#### [WORK REQUIRED]
Write out every record in full, exactly as written, please.

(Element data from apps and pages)

▬▬▬▬▬▬▬▬▬▬

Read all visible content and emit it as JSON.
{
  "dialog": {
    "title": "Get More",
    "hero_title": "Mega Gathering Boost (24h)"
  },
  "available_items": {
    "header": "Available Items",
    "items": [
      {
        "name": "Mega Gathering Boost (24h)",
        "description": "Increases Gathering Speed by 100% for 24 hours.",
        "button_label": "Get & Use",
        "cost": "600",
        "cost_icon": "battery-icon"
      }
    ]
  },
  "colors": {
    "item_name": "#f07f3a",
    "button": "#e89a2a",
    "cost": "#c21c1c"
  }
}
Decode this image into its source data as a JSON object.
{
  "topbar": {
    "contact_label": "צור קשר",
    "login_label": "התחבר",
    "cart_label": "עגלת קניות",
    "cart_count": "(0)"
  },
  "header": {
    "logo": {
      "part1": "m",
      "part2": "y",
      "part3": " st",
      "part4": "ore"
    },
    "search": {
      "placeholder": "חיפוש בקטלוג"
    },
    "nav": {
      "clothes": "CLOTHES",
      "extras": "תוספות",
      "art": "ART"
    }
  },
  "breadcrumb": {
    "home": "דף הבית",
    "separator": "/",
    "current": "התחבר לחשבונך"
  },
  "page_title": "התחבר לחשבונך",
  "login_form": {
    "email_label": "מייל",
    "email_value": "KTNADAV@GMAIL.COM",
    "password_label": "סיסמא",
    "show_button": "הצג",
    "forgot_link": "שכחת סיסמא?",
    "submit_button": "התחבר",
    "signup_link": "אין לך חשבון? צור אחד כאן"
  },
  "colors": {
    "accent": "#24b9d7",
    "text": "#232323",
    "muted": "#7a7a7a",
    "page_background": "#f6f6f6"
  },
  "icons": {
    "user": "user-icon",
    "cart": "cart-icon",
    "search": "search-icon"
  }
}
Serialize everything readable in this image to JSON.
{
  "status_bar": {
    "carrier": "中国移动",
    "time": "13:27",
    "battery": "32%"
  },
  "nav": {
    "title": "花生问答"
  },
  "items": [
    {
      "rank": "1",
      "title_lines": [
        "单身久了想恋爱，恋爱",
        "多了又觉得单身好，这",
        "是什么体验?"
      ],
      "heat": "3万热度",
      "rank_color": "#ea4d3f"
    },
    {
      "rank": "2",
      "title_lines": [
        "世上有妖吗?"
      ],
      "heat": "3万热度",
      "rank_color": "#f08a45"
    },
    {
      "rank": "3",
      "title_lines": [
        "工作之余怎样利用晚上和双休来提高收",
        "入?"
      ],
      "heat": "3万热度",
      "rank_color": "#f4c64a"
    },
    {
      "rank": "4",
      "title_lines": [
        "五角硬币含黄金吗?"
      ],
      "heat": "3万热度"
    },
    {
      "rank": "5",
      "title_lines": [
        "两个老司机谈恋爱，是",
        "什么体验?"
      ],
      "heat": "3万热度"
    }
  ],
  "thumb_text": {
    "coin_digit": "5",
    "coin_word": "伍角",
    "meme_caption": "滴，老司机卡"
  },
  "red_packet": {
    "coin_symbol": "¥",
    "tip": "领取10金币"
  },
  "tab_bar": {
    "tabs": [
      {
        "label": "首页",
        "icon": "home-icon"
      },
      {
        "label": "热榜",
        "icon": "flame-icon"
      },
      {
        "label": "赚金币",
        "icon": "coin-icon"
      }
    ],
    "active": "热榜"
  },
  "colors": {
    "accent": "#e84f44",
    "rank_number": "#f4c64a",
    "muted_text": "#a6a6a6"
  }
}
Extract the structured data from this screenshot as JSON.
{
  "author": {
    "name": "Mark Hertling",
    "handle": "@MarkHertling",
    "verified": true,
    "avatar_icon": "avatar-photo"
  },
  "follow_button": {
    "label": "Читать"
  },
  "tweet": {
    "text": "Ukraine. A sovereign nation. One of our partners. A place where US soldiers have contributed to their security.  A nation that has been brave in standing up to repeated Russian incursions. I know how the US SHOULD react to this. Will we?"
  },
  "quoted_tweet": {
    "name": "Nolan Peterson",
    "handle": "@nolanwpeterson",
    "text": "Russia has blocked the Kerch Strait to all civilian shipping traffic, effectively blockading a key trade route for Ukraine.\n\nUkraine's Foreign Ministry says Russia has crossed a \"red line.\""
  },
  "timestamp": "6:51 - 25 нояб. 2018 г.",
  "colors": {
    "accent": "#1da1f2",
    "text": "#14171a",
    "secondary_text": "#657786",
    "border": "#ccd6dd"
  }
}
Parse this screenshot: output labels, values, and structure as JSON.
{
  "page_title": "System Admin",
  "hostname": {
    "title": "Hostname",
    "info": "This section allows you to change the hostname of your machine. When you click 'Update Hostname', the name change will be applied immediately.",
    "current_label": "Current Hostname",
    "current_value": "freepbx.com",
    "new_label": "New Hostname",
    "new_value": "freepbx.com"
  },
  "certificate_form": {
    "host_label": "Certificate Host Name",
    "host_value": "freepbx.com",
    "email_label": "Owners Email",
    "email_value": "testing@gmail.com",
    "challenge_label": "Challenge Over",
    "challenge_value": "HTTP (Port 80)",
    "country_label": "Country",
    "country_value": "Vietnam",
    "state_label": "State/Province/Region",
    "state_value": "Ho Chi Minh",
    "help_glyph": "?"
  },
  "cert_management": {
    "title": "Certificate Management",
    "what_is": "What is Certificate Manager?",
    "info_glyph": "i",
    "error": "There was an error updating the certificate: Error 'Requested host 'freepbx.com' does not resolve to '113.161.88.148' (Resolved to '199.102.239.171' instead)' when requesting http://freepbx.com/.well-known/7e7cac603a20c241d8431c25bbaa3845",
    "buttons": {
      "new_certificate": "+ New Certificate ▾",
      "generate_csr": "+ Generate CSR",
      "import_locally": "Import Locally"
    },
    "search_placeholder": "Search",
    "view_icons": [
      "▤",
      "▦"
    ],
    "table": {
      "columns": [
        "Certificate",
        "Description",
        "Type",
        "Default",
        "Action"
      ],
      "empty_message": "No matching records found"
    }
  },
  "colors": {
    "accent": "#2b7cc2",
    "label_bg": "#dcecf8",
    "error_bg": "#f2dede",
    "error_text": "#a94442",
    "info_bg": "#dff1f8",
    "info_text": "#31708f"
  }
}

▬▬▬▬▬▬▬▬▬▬

#### [REPLY TO THE TASK]
Read all visible content and emit it as JSON.
{
  "dialog": {
    "title": "Get More",
    "hero_title": "Mega Gathering Boost (24h)"
  },
  "available_items": {
    "header": "Available Items",
    "items": [
      {
        "name": "Mega Gathering Boost (24h)",
        "description": "Increases Gathering Speed by 100% for 24 hours.",
        "button_label": "Get & Use",
        "cost": "600",
        "cost_icon": "battery-icon"
      }
    ]
  },
  "colors": {
    "item_name": "#f07f3a",
    "button": "#e89a2a",
    "cost": "#c21c1c"
  }
}
Decode this image into its source data as a JSON object.
{
  "topbar": {
    "contact_label": "צור קשר",
    "login_label": "התחבר",
    "cart_label": "עגלת קניות",
    "cart_count": "(0)"
  },
  "header": {
    "logo": {
      "part1": "m",
      "part2": "y",
      "part3": " st",
      "part4": "ore"
    },
    "search": {
      "placeholder": "חיפוש בקטלוג"
    },
    "nav": {
      "clothes": "CLOTHES",
      "extras": "תוספות",
      "art": "ART"
    }
  },
  "breadcrumb": {
    "home": "דף הבית",
    "separator": "/",
    "current": "התחבר לחשבונך"
  },
  "page_title": "התחבר לחשבונך",
  "login_form": {
    "email_label": "מייל",
    "email_value": "KTNADAV@GMAIL.COM",
    "password_label": "סיסמא",
    "show_button": "הצג",
    "forgot_link": "שכחת סיסמא?",
    "submit_button": "התחבר",
    "signup_link": "אין לך חשבון? צור אחד כאן"
  },
  "colors": {
    "accent": "#24b9d7",
    "text": "#232323",
    "muted": "#7a7a7a",
    "page_background": "#f6f6f6"
  },
  "icons": {
    "user": "user-icon",
    "cart": "cart-icon",
    "search": "search-icon"
  }
}
Serialize everything readable in this image to JSON.
{
  "status_bar": {
    "carrier": "中国移动",
    "time": "13:27",
    "battery": "32%"
  },
  "nav": {
    "title": "花生问答"
  },
  "items": [
    {
      "rank": "1",
      "title_lines": [
        "单身久了想恋爱，恋爱",
        "多了又觉得单身好，这",
        "是什么体验?"
      ],
      "heat": "3万热度",
      "rank_color": "#ea4d3f"
    },
    {
      "rank": "2",
      "title_lines": [
        "世上有妖吗?"
      ],
      "heat": "3万热度",
      "rank_color": "#f08a45"
    },
    {
      "rank": "3",
      "title_lines": [
        "工作之余怎样利用晚上和双休来提高收",
        "入?"
      ],
      "heat": "3万热度",
      "rank_color": "#f4c64a"
    },
    {
      "rank": "4",
      "title_lines": [
        "五角硬币含黄金吗?"
      ],
      "heat": "3万热度"
    },
    {
      "rank": "5",
      "title_lines": [
        "两个老司机谈恋爱，是",
        "什么体验?"
      ],
      "heat": "3万热度"
    }
  ],
  "thumb_text": {
    "coin_digit": "5",
    "coin_word": "伍角",
    "meme_caption": "滴，老司机卡"
  },
  "red_packet": {
    "coin_symbol": "¥",
    "tip": "领取10金币"
  },
  "tab_bar": {
    "tabs": [
      {
        "label": "首页",
        "icon": "home-icon"
      },
      {
        "label": "热榜",
        "icon": "flame-icon"
      },
      {
        "label": "赚金币",
        "icon": "coin-icon"
      }
    ],
    "active": "热榜"
  },
  "colors": {
    "accent": "#e84f44",
    "rank_number": "#f4c64a",
    "muted_text": "#a6a6a6"
  }
}
Extract the structured data from this screenshot as JSON.
{
  "author": {
    "name": "Mark Hertling",
    "handle": "@MarkHertling",
    "verified": true,
    "avatar_icon": "avatar-photo"
  },
  "follow_button": {
    "label": "Читать"
  },
  "tweet": {
    "text": "Ukraine. A sovereign nation. One of our partners. A place where US soldiers have contributed to their security.  A nation that has been brave in standing up to repeated Russian incursions. I know how the US SHOULD react to this. Will we?"
  },
  "quoted_tweet": {
    "name": "Nolan Peterson",
    "handle": "@nolanwpeterson",
    "text": "Russia has blocked the Kerch Strait to all civilian shipping traffic, effectively blockading a key trade route for Ukraine.\n\nUkraine's Foreign Ministry says Russia has crossed a \"red line.\""
  },
  "timestamp": "6:51 - 25 нояб. 2018 г.",
  "colors": {
    "accent": "#1da1f2",
    "text": "#14171a",
    "secondary_text": "#657786",
    "border": "#ccd6dd"
  }
}
Parse this screenshot: output labels, values, and structure as JSON.
{
  "page_title": "System Admin",
  "hostname": {
    "title": "Hostname",
    "info": "This section allows you to change the hostname of your machine. When you click 'Update Hostname', the name change will be applied immediately.",
    "current_label": "Current Hostname",
    "current_value": "freepbx.com",
    "new_label": "New Hostname",
    "new_value": "freepbx.com"
  },
  "certificate_form": {
    "host_label": "Certificate Host Name",
    "host_value": "freepbx.com",
    "email_label": "Owners Email",
    "email_value": "testing@gmail.com",
    "challenge_label": "Challenge Over",
    "challenge_value": "HTTP (Port 80)",
    "country_label": "Country",
    "country_value": "Vietnam",
    "state_label": "State/Province/Region",
    "state_value": "Ho Chi Minh",
    "help_glyph": "?"
  },
  "cert_management": {
    "title": "Certificate Management",
    "what_is": "What is Certificate Manager?",
    "info_glyph": "i",
    "error": "There was an error updating the certificate: Error 'Requested host 'freepbx.com' does not resolve to '113.161.88.148' (Resolved to '199.102.239.171' instead)' when requesting http://freepbx.com/.well-known/7e7cac603a20c241d8431c25bbaa3845",
    "buttons": {
      "new_certificate": "+ New Certificate ▾",
      "generate_csr": "+ Generate CSR",
      "import_locally": "Import Locally"
    },
    "search_placeholder": "Search",
    "view_icons": [
      "▤",
      "▦"
    ],
    "table": {
      "columns": [
        "Certificate",
        "Description",
        "Type",
        "Default",
        "Action"
      ],
      "empty_message": "No matching records found"
    }
  },
  "colors": {
    "accent": "#2b7cc2",
    "label_bg": "#dcecf8",
    "error_bg": "#f2dede",
    "error_text": "#a94442",
    "info_bg": "#dff1f8",
    "info_text": "#31708f"
  }
}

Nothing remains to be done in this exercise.